This Kansas City family decided it was time to update their bathrooms. Their Tudor-style home was built in 1938, and both bathrooms were lacking modern amenities and storage, not to mention the finishings were decades old and failing due to age. They contacted us to help them transform both baths into more functional spaces as well as give them a more contemporary and relaxing aesthetic. This project was designed by Andrea Breer, and we’re happy to start publishing all of the projects she’s been working on since joining Schloegel last year! Helping Andrea on this project were Director Jeff Penrose and Manager Doug Schauerman.
Main Floor Bath Before
The main floor bath was a real eyesore for our clients. The 70’s style finishings were more than just visually unappealing; several elements in the design were just impractical. For example, the integration of the towel racks, toilet paper holder, and soap ledges didn’t allow for versatility. These clients tried to make the most of the limited storage space with one mirrored medicine cabinet and store-bought racks for necessities. Aesthetically, the yellow square tile paired with the mosaic floor tile was not the vintage dream sought after in a lot of homes today.
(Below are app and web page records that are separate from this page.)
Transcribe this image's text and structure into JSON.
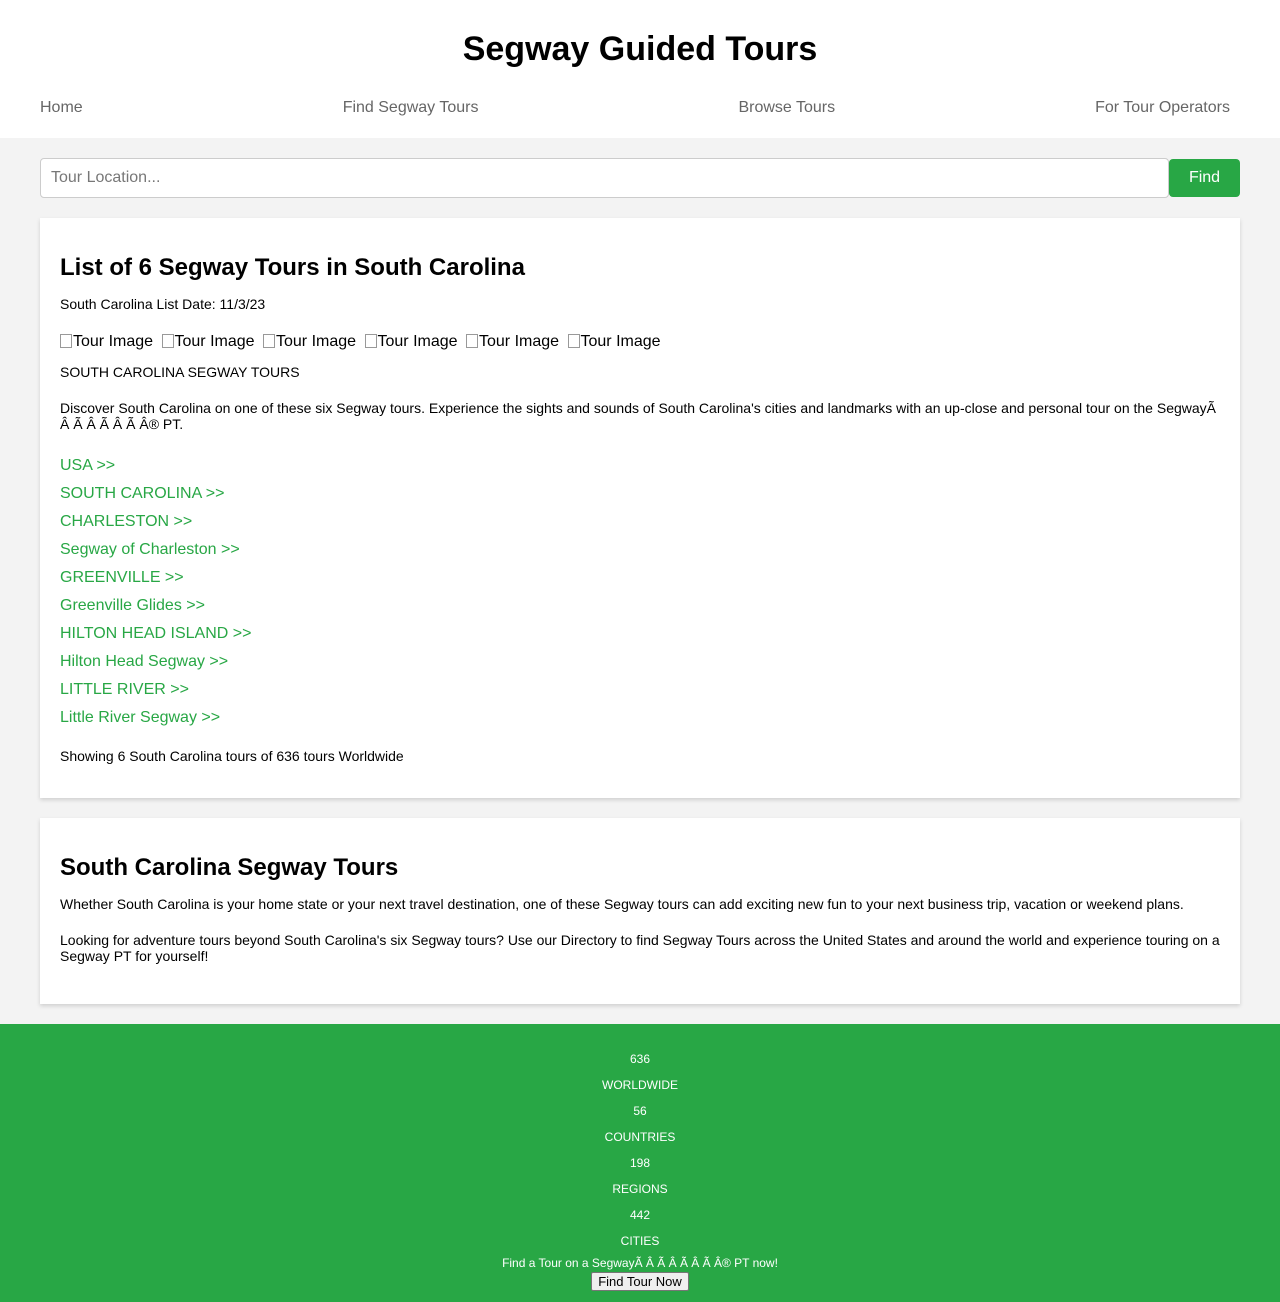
{
  "site": {
    "title": "Segway Guided Tours"
  },
  "nav": [
    "Home",
    "Find Segway Tours",
    "Browse Tours",
    "For Tour Operators"
  ],
  "search": {
    "placeholder": "Tour Location...",
    "button": "Find"
  },
  "list_card": {
    "heading": "List of 6 Segway Tours in South Carolina",
    "list_date": "South Carolina List Date: 11/3/23",
    "image_alt": [
      "Tour Image",
      "Tour Image",
      "Tour Image",
      "Tour Image",
      "Tour Image",
      "Tour Image"
    ],
    "section_label": "SOUTH CAROLINA SEGWAY TOURS",
    "description": "Discover South Carolina on one of these six Segway tours. Experience the sights and sounds of South Carolina's cities and landmarks with an up-close and personal tour on the SegwayÃ   Â   Ã   Â   Ã   Â   Ã   Â® PT.",
    "links": [
      "USA >>",
      "SOUTH CAROLINA >>",
      "CHARLESTON >>",
      "Segway of Charleston >>",
      "GREENVILLE >>",
      "Greenville Glides >>",
      "HILTON HEAD ISLAND >>",
      "Hilton Head Segway >>",
      "LITTLE RIVER >>",
      "Little River Segway >>"
    ],
    "showing": "Showing 6 South Carolina tours of 636 tours Worldwide"
  },
  "info_card": {
    "heading": "South Carolina Segway Tours",
    "p1": "Whether South Carolina is your home state or your next travel destination, one of these Segway tours can add exciting new fun to your next business trip, vacation or weekend plans.",
    "p2": "Looking for adventure tours beyond South Carolina's six Segway tours? Use our Directory to find Segway Tours across the United States and around the world and experience touring on a Segway PT for yourself!"
  },
  "footer": {
    "stats": [
      "636",
      "WORLDWIDE",
      "56",
      "COUNTRIES",
      "198",
      "REGIONS",
      "442",
      "CITIES"
    ],
    "cta": "Find a Tour on a SegwayÃ   Â   Ã   Â   Ã   Â   Ã   Â® PT now!",
    "button": "Find Tour Now",
    "background": "#28a745"
  }
}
Second Floor Bath Before
The upstairs bath didn’t feature the same aesthetic problems as the main floor bath did. In contrast, our clients wanted to inject more personality into the space after living with its stark white palette for some time. A couple of issues this space did share with the others were dated finishes and aging fixtures, as well as a lack of adequate storage.
Main Floor Bath Plans
Outside of the main floor bath were two small closets that our clients were using as storage for the bathroom essentials they couldn’t get to fit within the existing design. We decided to simply integrate some of this square footage into the bathroom by shifting the wall frames. The new layout still allows for a hall closet for bedroom linens, but with the hall’s reduced size, a linen cabinet now exists within the bathroom. The smaller hall closet allowed us to almost double the size of the shower!
From a storage dessert to storage galore! Andrea was able to pack so many storage opportunities into this new bath by utilizing different cabinetry solutions.
This closet was being used for bathroom essentials. We were able to incorporate this storage within the new bathroom footprint!
Second Floor Bath Plans
In the second-floor bath, we were able to gain valuable space by eliminating the empty voids behind the toilet and sink. By eliminating the 5-foot tub, we were also able to add open shelving next to the shower.
Even though we were working with a smaller footprint compared to the bathroom downstairs, Andrea was able to pack plenty of storage into the new design, including an open shelve cubby next to the shower complete with electrical and a roll-out lower cabinet.
Main Floor Bath After
That yellow vintage tile that existed before is just a distant dream after this transformation! Now in a more relaxing palette of white, dark teal, and natural maple, this full bath features plenty of storage. A full linen cabinet features a satin glass door insert, and a new vanity includes two frameless drawers. A toilet topper cabinet with an open shelf cubby was also installed. To inject a bit of color and personality into the design, the shower features an accent wall in 3×8 tile installed vertically. Incorporated into this wall is an ample niche, replacing the stainless wire rack our clients were using before. The old deco mosaic tile that made up the floor before was replaced with 7×8 Hexagon tile in white marble. All matte black hardware and fixtures give it a contemporary finish.
Second Floor Bath After
The second-floor bath received a similar, contemporary spa-like treatment as the main floor bath, but with custom design and storage solutions. We installed a vanity with frameless doors topped with a white quartz countertop. Above the vanity is an extra wide, mirrored cabinet featuring two tilt-down drawers that visually expand the space and reflect plenty of natural light. The tub/shower combination that existed before is now a zero-entry shower finished with 2×2 tile on the floor and 4×4 variegated square tile for the walls. Included in the shower is also a 16×12 niche. Utilizing every square inch, we created a deep cubby next to the shower to include open shelving and a roll-out lower cabinet. Again, all matte black hardware and fixtures finish the space.
Our clients are so grateful to finally have their two full baths fully functional for their growing family and designed to fit their personal style. Limited space does not always mean limited possibilities when it comes to remodeling your home! Looking to reimagine an area of your home? Contact us and let’s get started!